| TASK TO CARRY OUT |
All of the data must be returned exactly as given.

Stored data entries:
════
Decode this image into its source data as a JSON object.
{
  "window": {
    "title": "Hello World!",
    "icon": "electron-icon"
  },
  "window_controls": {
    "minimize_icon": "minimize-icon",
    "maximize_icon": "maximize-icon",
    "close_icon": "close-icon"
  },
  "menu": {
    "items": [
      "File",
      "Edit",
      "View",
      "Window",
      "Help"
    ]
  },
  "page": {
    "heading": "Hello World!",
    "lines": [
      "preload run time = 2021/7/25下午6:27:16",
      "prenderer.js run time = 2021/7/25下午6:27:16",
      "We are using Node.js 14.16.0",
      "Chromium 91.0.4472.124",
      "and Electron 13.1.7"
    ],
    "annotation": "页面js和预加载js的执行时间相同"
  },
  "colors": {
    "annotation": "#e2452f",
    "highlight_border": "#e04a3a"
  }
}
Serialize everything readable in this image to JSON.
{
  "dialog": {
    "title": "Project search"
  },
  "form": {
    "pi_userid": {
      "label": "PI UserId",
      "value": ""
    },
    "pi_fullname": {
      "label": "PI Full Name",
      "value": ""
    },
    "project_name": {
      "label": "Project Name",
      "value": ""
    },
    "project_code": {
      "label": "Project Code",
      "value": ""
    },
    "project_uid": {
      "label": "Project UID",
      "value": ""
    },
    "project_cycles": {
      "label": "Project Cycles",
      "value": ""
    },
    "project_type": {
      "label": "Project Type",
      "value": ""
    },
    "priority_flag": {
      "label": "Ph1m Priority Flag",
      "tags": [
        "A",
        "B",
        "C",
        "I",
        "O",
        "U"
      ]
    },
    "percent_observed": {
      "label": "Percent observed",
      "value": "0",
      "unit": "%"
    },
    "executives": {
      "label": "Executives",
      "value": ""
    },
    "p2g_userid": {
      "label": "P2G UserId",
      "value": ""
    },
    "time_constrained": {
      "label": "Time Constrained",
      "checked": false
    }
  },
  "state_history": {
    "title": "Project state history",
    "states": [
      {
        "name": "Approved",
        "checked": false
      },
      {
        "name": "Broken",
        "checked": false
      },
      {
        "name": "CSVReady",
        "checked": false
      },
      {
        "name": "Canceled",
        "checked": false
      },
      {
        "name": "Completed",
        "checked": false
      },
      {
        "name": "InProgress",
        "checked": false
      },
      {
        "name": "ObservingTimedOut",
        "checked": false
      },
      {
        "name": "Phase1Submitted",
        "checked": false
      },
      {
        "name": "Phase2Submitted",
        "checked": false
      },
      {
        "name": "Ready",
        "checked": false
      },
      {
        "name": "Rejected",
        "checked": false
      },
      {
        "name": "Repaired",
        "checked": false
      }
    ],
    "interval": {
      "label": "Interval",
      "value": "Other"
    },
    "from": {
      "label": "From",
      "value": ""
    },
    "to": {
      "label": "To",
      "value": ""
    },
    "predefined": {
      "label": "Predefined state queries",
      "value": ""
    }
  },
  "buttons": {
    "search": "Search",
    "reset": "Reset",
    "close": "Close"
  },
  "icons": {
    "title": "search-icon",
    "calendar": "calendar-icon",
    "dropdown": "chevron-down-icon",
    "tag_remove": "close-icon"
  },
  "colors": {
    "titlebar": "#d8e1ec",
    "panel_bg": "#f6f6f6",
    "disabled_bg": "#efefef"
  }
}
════
| RESULT OF THE EXERCISE |
Decode this image into its source data as a JSON object.
{
  "window": {
    "title": "Hello World!",
    "icon": "electron-icon"
  },
  "window_controls": {
    "minimize_icon": "minimize-icon",
    "maximize_icon": "maximize-icon",
    "close_icon": "close-icon"
  },
  "menu": {
    "items": [
      "File",
      "Edit",
      "View",
      "Window",
      "Help"
    ]
  },
  "page": {
    "heading": "Hello World!",
    "lines": [
      "preload run time = 2021/7/25下午6:27:16",
      "prenderer.js run time = 2021/7/25下午6:27:16",
      "We are using Node.js 14.16.0",
      "Chromium 91.0.4472.124",
      "and Electron 13.1.7"
    ],
    "annotation": "页面js和预加载js的执行时间相同"
  },
  "colors": {
    "annotation": "#e2452f",
    "highlight_border": "#e04a3a"
  }
}
Serialize everything readable in this image to JSON.
{
  "dialog": {
    "title": "Project search"
  },
  "form": {
    "pi_userid": {
      "label": "PI UserId",
      "value": ""
    },
    "pi_fullname": {
      "label": "PI Full Name",
      "value": ""
    },
    "project_name": {
      "label": "Project Name",
      "value": ""
    },
    "project_code": {
      "label": "Project Code",
      "value": ""
    },
    "project_uid": {
      "label": "Project UID",
      "value": ""
    },
    "project_cycles": {
      "label": "Project Cycles",
      "value": ""
    },
    "project_type": {
      "label": "Project Type",
      "value": ""
    },
    "priority_flag": {
      "label": "Ph1m Priority Flag",
      "tags": [
        "A",
        "B",
        "C",
        "I",
        "O",
        "U"
      ]
    },
    "percent_observed": {
      "label": "Percent observed",
      "value": "0",
      "unit": "%"
    },
    "executives": {
      "label": "Executives",
      "value": ""
    },
    "p2g_userid": {
      "label": "P2G UserId",
      "value": ""
    },
    "time_constrained": {
      "label": "Time Constrained",
      "checked": false
    }
  },
  "state_history": {
    "title": "Project state history",
    "states": [
      {
        "name": "Approved",
        "checked": false
      },
      {
        "name": "Broken",
        "checked": false
      },
      {
        "name": "CSVReady",
        "checked": false
      },
      {
        "name": "Canceled",
        "checked": false
      },
      {
        "name": "Completed",
        "checked": false
      },
      {
        "name": "InProgress",
        "checked": false
      },
      {
        "name": "ObservingTimedOut",
        "checked": false
      },
      {
        "name": "Phase1Submitted",
        "checked": false
      },
      {
        "name": "Phase2Submitted",
        "checked": false
      },
      {
        "name": "Ready",
        "checked": false
      },
      {
        "name": "Rejected",
        "checked": false
      },
      {
        "name": "Repaired",
        "checked": false
      }
    ],
    "interval": {
      "label": "Interval",
      "value": "Other"
    },
    "from": {
      "label": "From",
      "value": ""
    },
    "to": {
      "label": "To",
      "value": ""
    },
    "predefined": {
      "label": "Predefined state queries",
      "value": ""
    }
  },
  "buttons": {
    "search": "Search",
    "reset": "Reset",
    "close": "Close"
  },
  "icons": {
    "title": "search-icon",
    "calendar": "calendar-icon",
    "dropdown": "chevron-down-icon",
    "tag_remove": "close-icon"
  },
  "colors": {
    "titlebar": "#d8e1ec",
    "panel_bg": "#f6f6f6",
    "disabled_bg": "#efefef"
  }
}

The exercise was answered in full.